In Booker T. Washington’s Up from Slavery, I read Chapter 9, “Anxious Days and Sleepless Nights.” It was about the respect and support that the Tuskegee Institute got from whites and African-Americans. And Booker encouraged the students of Tuskegee to make friends with their neighbors, whomever they might be.
I liked the following passage, which is about service on the holidays:
“At the present time one of the most satisfactory features of the Christmas and Thanksgiving seasons at Tuskegee is the unselfish and beautiful way in which our graduates and students spend their time in administering to the comfort and happiness of others, especially the unfortunate. Not long ago some of our young men spent a holiday in rebuilding a cabin for a helpless coloured woman who is about seventy-five years old. At another time I remember that I made it known in chapel, one night, that a very poor student was suffering from cold, because he needed a coat. The next morning two coats were sent to my office for him.”
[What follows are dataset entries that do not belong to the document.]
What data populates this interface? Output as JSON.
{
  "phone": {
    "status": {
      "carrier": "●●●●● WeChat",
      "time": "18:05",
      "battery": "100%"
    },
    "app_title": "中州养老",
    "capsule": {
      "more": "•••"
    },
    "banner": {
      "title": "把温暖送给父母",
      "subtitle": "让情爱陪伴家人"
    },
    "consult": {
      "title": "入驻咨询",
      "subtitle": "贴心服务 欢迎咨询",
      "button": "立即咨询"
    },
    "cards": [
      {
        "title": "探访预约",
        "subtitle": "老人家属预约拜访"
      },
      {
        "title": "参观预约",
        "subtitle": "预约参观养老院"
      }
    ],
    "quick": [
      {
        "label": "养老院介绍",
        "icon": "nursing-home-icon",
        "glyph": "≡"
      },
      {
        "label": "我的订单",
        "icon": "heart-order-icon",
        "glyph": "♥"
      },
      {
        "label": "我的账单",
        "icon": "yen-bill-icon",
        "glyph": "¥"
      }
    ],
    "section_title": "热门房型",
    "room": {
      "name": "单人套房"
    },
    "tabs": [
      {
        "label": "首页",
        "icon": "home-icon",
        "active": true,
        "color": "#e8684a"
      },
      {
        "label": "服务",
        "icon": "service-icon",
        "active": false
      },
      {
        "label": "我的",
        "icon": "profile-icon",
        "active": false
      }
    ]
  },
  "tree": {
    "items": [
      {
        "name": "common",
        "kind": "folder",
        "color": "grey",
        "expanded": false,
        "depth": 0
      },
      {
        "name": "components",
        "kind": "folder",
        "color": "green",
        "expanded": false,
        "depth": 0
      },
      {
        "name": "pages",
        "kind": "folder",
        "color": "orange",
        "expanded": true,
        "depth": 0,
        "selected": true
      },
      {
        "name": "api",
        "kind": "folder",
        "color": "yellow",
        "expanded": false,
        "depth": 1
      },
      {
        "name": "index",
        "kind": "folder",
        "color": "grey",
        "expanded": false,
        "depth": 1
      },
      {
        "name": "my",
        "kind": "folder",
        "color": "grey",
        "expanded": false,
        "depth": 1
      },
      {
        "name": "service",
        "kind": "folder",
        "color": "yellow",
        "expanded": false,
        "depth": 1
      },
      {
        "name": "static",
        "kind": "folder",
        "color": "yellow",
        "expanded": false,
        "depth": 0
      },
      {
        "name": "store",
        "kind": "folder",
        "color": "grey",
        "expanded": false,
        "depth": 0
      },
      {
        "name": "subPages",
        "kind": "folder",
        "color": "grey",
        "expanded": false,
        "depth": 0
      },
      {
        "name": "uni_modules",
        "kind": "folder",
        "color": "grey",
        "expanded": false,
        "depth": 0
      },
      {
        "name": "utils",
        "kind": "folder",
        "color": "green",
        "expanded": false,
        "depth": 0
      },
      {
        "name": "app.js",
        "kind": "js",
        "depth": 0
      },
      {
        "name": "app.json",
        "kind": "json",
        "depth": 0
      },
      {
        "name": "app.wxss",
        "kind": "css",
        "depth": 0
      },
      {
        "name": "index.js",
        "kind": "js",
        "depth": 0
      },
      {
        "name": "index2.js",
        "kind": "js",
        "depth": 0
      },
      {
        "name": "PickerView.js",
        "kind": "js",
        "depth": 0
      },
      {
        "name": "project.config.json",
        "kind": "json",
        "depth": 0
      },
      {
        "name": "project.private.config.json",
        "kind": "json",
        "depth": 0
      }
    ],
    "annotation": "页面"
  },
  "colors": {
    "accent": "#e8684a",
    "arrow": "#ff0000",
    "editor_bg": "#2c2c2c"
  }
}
I also learned that Booker T. Washington had a first wife, Fannie Smith, who also worked with the school. She passed on in 1884. In 1885, he married Olivia Davidson, who taught at the school.